◆ WHAT TO PRODUCE
Pick every line out of the entries below that holds the string "感谢领导给了我成长的空间", and report them.
[INPUT]
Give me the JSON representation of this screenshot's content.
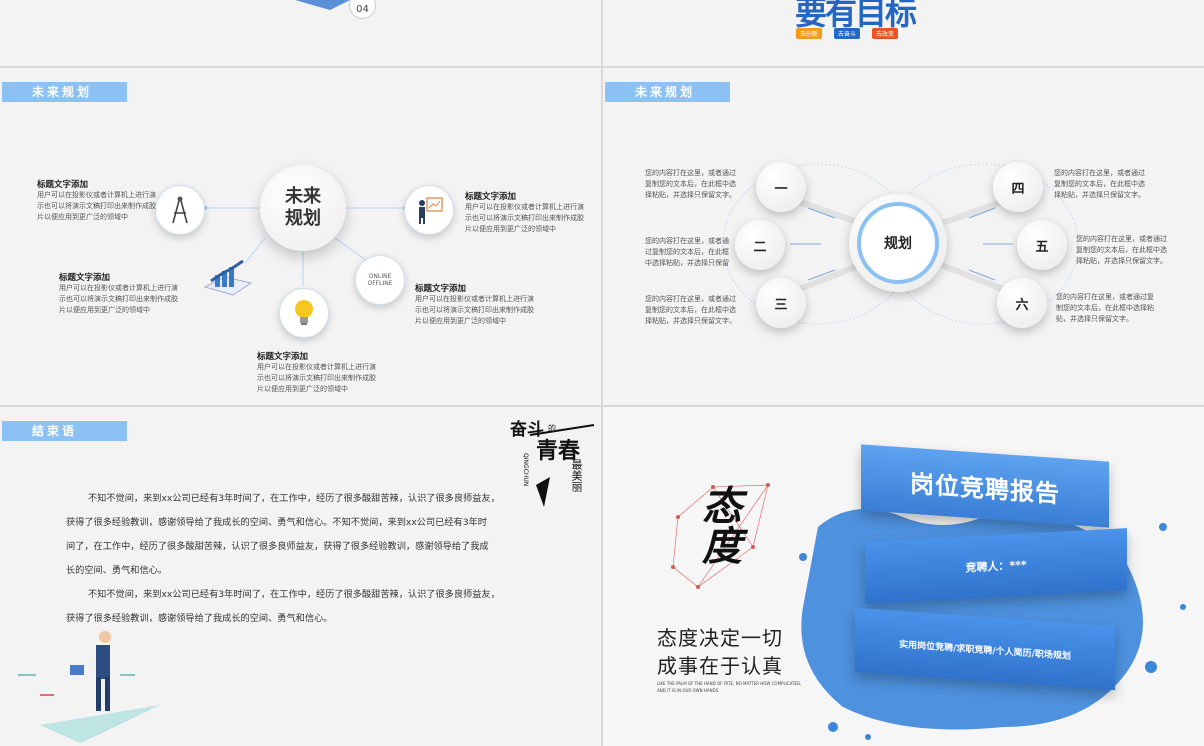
{
  "top_left": {
    "page_badge": "04"
  },
  "top_right": {
    "logo_text": "要有目标",
    "sub_badges": [
      "去创新",
      "去奋斗",
      "去改变"
    ],
    "badge_colors": [
      "#f39a1b",
      "#2466c3",
      "#e65424"
    ]
  },
  "mid_left": {
    "tag": "未来规划",
    "center": [
      "未来",
      "规划"
    ],
    "items": [
      {
        "title": "标题文字添加",
        "desc": [
          "用户可以在投影仪或者计算机上进行演",
          "示也可以将演示文稿打印出来制作成胶",
          "片以便应用到更广泛的领域中"
        ]
      },
      {
        "title": "标题文字添加",
        "desc": [
          "用户可以在投影仪或者计算机上进行演",
          "示也可以将演示文稿打印出来制作成胶",
          "片以便应用到更广泛的领域中"
        ]
      },
      {
        "title": "标题文字添加",
        "desc": [
          "用户可以在投影仪或者计算机上进行演",
          "示也可以将演示文稿打印出来制作成胶",
          "片以便应用到更广泛的领域中"
        ]
      },
      {
        "title": "标题文字添加",
        "desc": [
          "用户可以在投影仪或者计算机上进行演",
          "示也可以将演示文稿打印出来制作成胶",
          "片以便应用到更广泛的领域中"
        ]
      },
      {
        "title": "标题文字添加",
        "desc": [
          "用户可以在投影仪或者计算机上进行演",
          "示也可以将演示文稿打印出来制作成胶",
          "片以便应用到更广泛的领域中"
        ]
      }
    ],
    "laptop_words": [
      "ONLINE",
      "OFFLINE"
    ]
  },
  "mid_right": {
    "tag": "未来规划",
    "center": "规划",
    "nodes": [
      "一",
      "二",
      "三",
      "四",
      "五",
      "六"
    ],
    "texts": [
      [
        "您的内容打在这里，或者通过",
        "复制您的文本后，在此框中选",
        "择粘贴，并选择只保留文字。"
      ],
      [
        "您的内容打在这里，或者通",
        "过复制您的文本后，在此框",
        "中选择粘贴，并选择只保留"
      ],
      [
        "您的内容打在这里，或者通过",
        "复制您的文本后，在此框中选",
        "择粘贴，并选择只保留文字。"
      ],
      [
        "您的内容打在这里，或者通过",
        "复制您的文本后，在此框中选",
        "择粘贴，并选择只保留文字。"
      ],
      [
        "您的内容打在这里，或者通过",
        "复制您的文本后，在此框中选",
        "择粘贴，并选择只保留文字。"
      ],
      [
        "您的内容打在这里，或者通过复",
        "制您的文本后，在此框中选择粘",
        "贴，并选择只保留文字。"
      ]
    ]
  },
  "bot_left": {
    "tag": "结束语",
    "lines": [
      "不知不觉间，来到xx公司已经有3年时间了，在工作中，经历了很多酸甜苦辣，认识了很多良师益友，",
      "获得了很多经验教训，感谢领导给了我成长的空间、勇气和信心。不知不觉间，来到xx公司已经有3年时",
      "间了，在工作中，经历了很多酸甜苦辣，认识了很多良师益友，获得了很多经验教训，感谢领导给了我成",
      "长的空间、勇气和信心。",
      "不知不觉间，来到xx公司已经有3年时间了，在工作中，经历了很多酸甜苦辣，认识了很多良师益友，",
      "获得了很多经验教训，感谢领导给了我成长的空间、勇气和信心。"
    ],
    "calligraphy": {
      "a": "奋斗",
      "b": "的",
      "c": "青春",
      "d": "最美丽",
      "pinyin": "QINGCHUN"
    }
  },
  "bot_right": {
    "brush_title": "态度",
    "slogan": [
      "态度决定一切",
      "成事在于认真"
    ],
    "english": [
      "LIKE THE PALM OF THE HAND OF FATE, NO MATTER HOW COMPLICATED,",
      "AND IT IS IN OUR OWN HANDS."
    ],
    "title": "岗位竞聘报告",
    "presenter": "竞聘人：***",
    "subtitle": "实用岗位竞聘/求职竞聘/个人简历/职场规划",
    "accent": "#3c86dc"
  }
}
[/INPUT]
◆ REPLY
      "获得了很多经验教训，感谢领导给了我成长的空间、勇气和信心。不知不觉间，来到xx公司已经有3年时",
      "获得了很多经验教训，感谢领导给了我成长的空间、勇气和信心。"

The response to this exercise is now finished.